If you’re stressed about your finances, you’re not alone. The annual Bank of America Merrill Lynch Workplace Benefits Report (WBR) revealed some alarming and telling statistics in 2017 regarding how the average American handles their finances. It may not surprise you that people worry about money, but some of these other facts might.
More People are Stressed About Finances Than Ever Before
At least, more people are admitting to experiencing financial stress than ever before. According to the recent survey, 56% of employees report being stressed about finances. You can only imagine where that percentage lies among unemployed or underemployed Americans. It’s no wonder too that there’s so much financial anxiety going around, what with 69% of Americans having less than $1,000 in the bank. Add to that mounting student loans and too much credit card debt, and it’s easy to see where this stress might be coming from.
Women Worry More About Future Financial Problems
In general, despite the rampant financial stress, most employees report optimistic feelings about the future. The reasons for this are varied, with 51% citing living within their means as their primary reason to feel good about prospects, 40% citing good health, and 45% citing having a well-paying job.
When we look more closely at these optimistic employees, we notice that women are far less optimistic than men. 61% of women worry about having to work longer than they planned before retirement. This is notably higher than the 51% of men who worry about the same thing. In fact, only 29% of women reported feeling optimistic about the future at all.
Financial Stress is Affecting Job Performance
According to the report, 53% of employees confess that their financial stress is interfering with their job performance. This is especially the case with Millennials, 67% of whom admitted to less productivity and an inability to focus at work. Only 32% of baby boomers said the same.
Millennials were also most likely to spend significant amounts of time at work dealing with financial matters. Of course, they weren’t the only ones. Taking time out of work to deal with financial issues showed to be prevalent problem. 43% of employees across the board admitted to spending at least three hours on them. Another 21% admitted to spending five or more hours negotiating bills or trying to reduce credit card debt.
People Only Plan for the Future When Their Boss Tells Them To
Despite spending so much work time on financial matters, most employees seem woefully ill-equipped for the future. Whatever they are doing with that time, they are not setting up plans to save money period, let alone save for retirement.
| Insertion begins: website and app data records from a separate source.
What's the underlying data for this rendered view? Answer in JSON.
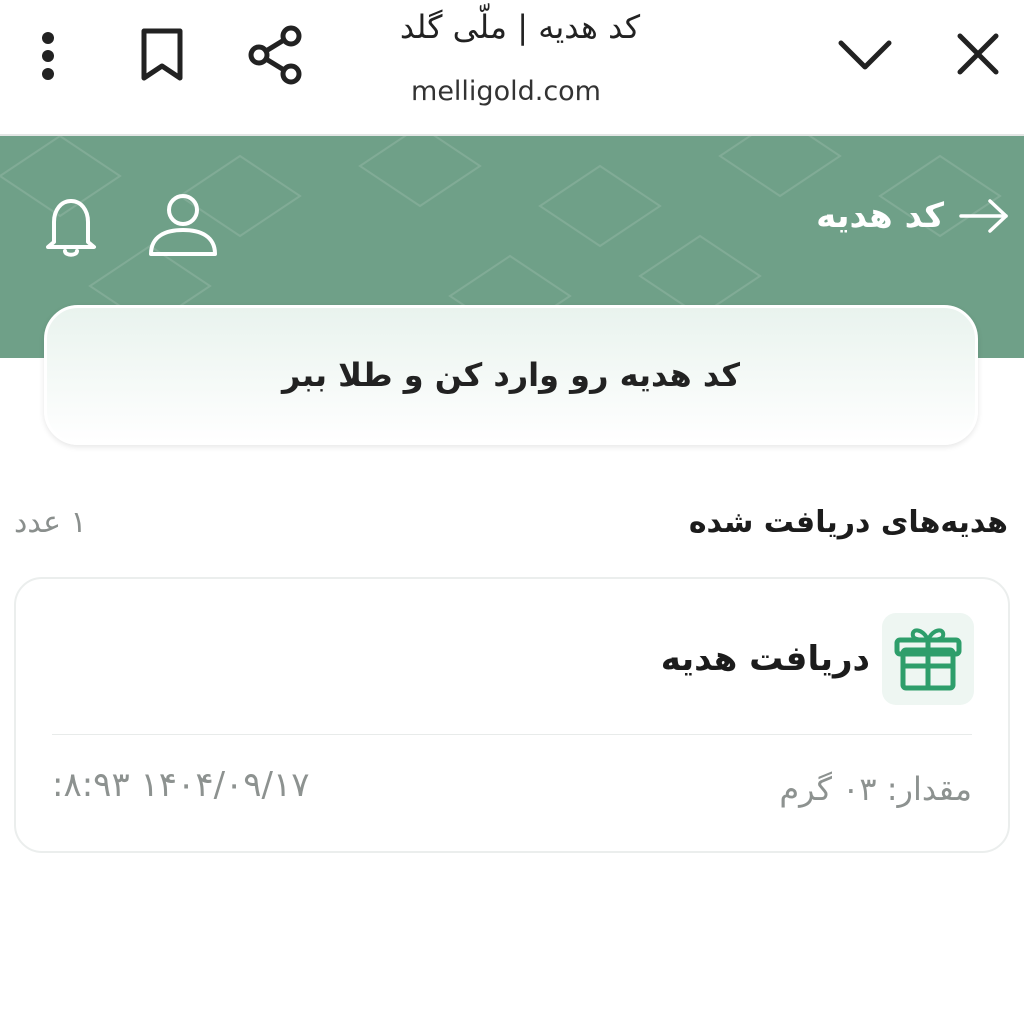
{
  "browser": {
    "title": "کد هدیه | ملّی گلد",
    "url": "melligold.com",
    "icons": [
      "more-vert-icon",
      "bookmark-icon",
      "share-icon",
      "chevron-down-icon",
      "close-icon"
    ]
  },
  "header": {
    "back_label": "کد هدیه",
    "icons": [
      "arrow-right-icon",
      "user-icon",
      "bell-icon"
    ],
    "accent_color": "#6fa088"
  },
  "gift_code_input": {
    "placeholder": "کد هدیه رو وارد کن و طلا ببر"
  },
  "received_section": {
    "title": "هدیه‌های دریافت شده",
    "count": "۱ عدد"
  },
  "gift_item": {
    "title": "دریافت هدیه",
    "amount": "مقدار: ۰۳ گرم",
    "datetime": "۱۴۰۴/۰۹/۱۷  ۸:۹۳:",
    "icon": "gift-icon",
    "icon_color": "#2e9e6b"
  }
}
According to the report, a third of employees have yet to start saving for retirement at all. 67% of those that do say that their employer was instrumental in making that happen by providing easy access to a retirement savings plan.
It really does seem like the onus is on employers to make employees be more responsible with their money. Half of respondents said they would become more active in managing their finances if they had a regular financial review or some type of individualized financial plan. They just don’t seem interested in doing any of this on their own. And that’s not to say that they don’t know it’s important. 64% of employees are worried about running out of money during retirement.
People are Not Prepared to Handle Major Events (Unexpected or Otherwise)
Remember when we said that 69% of Americans have less than a $1,000 in the bank? How far do you think $1,000 will get you in a financial crisis? Probably not very far. The report revealed that an alarming number of employees were flat unprepared for the financial consequences of major life events. 29% were clearly unprepared. 47% thought they would be but underestimated the financial impact of certain events. The events considered in the survey included such life changing situations as buying a home, losing a job, or dealing with a serious illness.
The report seems to be telling us to ask our employers for more resources. In truth, maybe we could be spending some of that time we waste stressing over paying off debts and bills on building our own budgeting plan and motivating ourselves to look forward.